◆ ACTIVITY: From the entries provided below, copy each line that contains the word "Power".

◆ TASK INPUT:
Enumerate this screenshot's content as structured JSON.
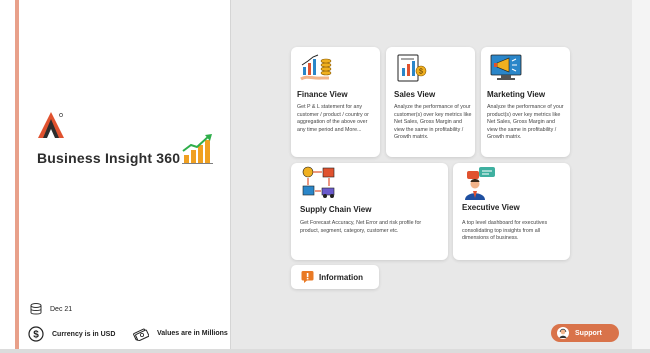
{
  "brand": {
    "title": "Business Insight 360"
  },
  "footer": {
    "date": "Dec 21",
    "currency": "Currency is in USD",
    "values": "Values are in Millions"
  },
  "cards": {
    "finance": {
      "title": "Finance View",
      "desc": "Get P & L statement for any customer / product / country or aggregation of the above over any time period and More...",
      "icon": "finance-coins-icon"
    },
    "sales": {
      "title": "Sales View",
      "desc": "Analyze the performance of your customer(s) over key metrics like Net Sales, Gross Margin and view the same in profitability / Growth matrix.",
      "icon": "sales-document-icon"
    },
    "marketing": {
      "title": "Marketing View",
      "desc": "Analyze the performance of your product(s) over key metrics like Net Sales, Gross Margin and view the same in profitability / Growth matrix.",
      "icon": "marketing-megaphone-icon"
    },
    "supply": {
      "title": "Supply Chain View",
      "desc": "Get Forecast Accuracy, Net Error and risk profile for product, segment, category, customer etc.",
      "icon": "supply-chain-icon"
    },
    "executive": {
      "title": "Executive View",
      "desc": "A top level dashboard for executives consolidating top insights from all dimensions of business.",
      "icon": "executive-presenter-icon"
    }
  },
  "information": {
    "label": "Information"
  },
  "support": {
    "label": "Support"
  },
  "colors": {
    "accent_bar": "#e8a08a",
    "support": "#d9734a",
    "logo_red": "#e0522f",
    "logo_dark": "#2d2d2d"
  }
}
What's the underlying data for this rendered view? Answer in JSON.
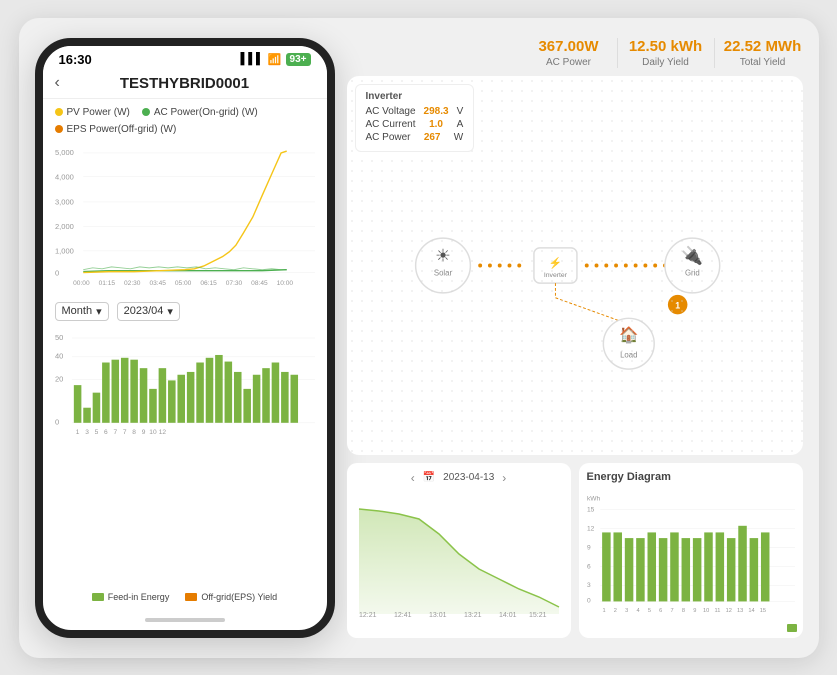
{
  "phone": {
    "status_time": "16:30",
    "battery_level": "93+",
    "title": "TESTHYBRID0001",
    "legend": [
      {
        "label": "PV Power (W)",
        "color": "#f5c518"
      },
      {
        "label": "AC Power(On-grid) (W)",
        "color": "#4caf50"
      },
      {
        "label": "EPS Power(Off-grid) (W)",
        "color": "#e57c00"
      }
    ],
    "line_chart": {
      "y_labels": [
        "5,000",
        "4,000",
        "3,000",
        "2,000",
        "1,000",
        "0"
      ],
      "x_labels": [
        "00:00",
        "01:15",
        "02:30",
        "03:45",
        "05:00",
        "06:15",
        "07:30",
        "08:45",
        "10:00"
      ]
    },
    "bar_controls": {
      "period_label": "Month",
      "date_label": "2023/04"
    },
    "bar_chart": {
      "y_max": 50,
      "y_labels": [
        "50",
        "40",
        "",
        "20",
        "",
        "0"
      ],
      "x_labels": [
        "1",
        "3",
        "5",
        "6",
        "7",
        "7",
        "8",
        "9",
        "10",
        "12"
      ],
      "bars": [
        22,
        8,
        18,
        35,
        37,
        38,
        37,
        32,
        20,
        32,
        25,
        28,
        30,
        35,
        38,
        40,
        36,
        30,
        22,
        28,
        32,
        35,
        30,
        28
      ]
    },
    "bar_legend": [
      {
        "label": "Feed-in Energy",
        "color": "#7cb342"
      },
      {
        "label": "Off-grid(EPS) Yield",
        "color": "#e57c00"
      }
    ]
  },
  "stats": [
    {
      "value": "367.00W",
      "label": "AC Power"
    },
    {
      "value": "12.50 kWh",
      "label": "Daily Yield"
    },
    {
      "value": "22.52 MWh",
      "label": "Total Yield"
    }
  ],
  "inverter": {
    "title": "Inverter",
    "rows": [
      {
        "label": "AC Voltage",
        "value": "298.3",
        "unit": "V"
      },
      {
        "label": "AC Current",
        "value": "1.0",
        "unit": "A"
      },
      {
        "label": "AC Power",
        "value": "267",
        "unit": "W"
      }
    ]
  },
  "bottom": {
    "date_card": {
      "date": "2023-04-13"
    },
    "energy_diagram": {
      "title": "Energy Diagram",
      "y_label": "kWh",
      "y_max": 15,
      "y_labels": [
        "15",
        "12",
        "9",
        "6",
        "3",
        "0"
      ],
      "x_labels": [
        "1",
        "2",
        "3",
        "4",
        "5",
        "6",
        "7",
        "8",
        "9",
        "10",
        "11",
        "12",
        "13",
        "14",
        "15"
      ],
      "bars": [
        11,
        11,
        10,
        10,
        11,
        10,
        11,
        10,
        10,
        11,
        11,
        10,
        12,
        10,
        11
      ]
    }
  }
}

◆ RESULT FOR THIS EXERCISE:
        "label": "PV Power (W)",
        "label": "AC Power(On-grid) (W)",
        "label": "EPS Power(Off-grid) (W)",
      "label": "AC Power"
        "label": "AC Power",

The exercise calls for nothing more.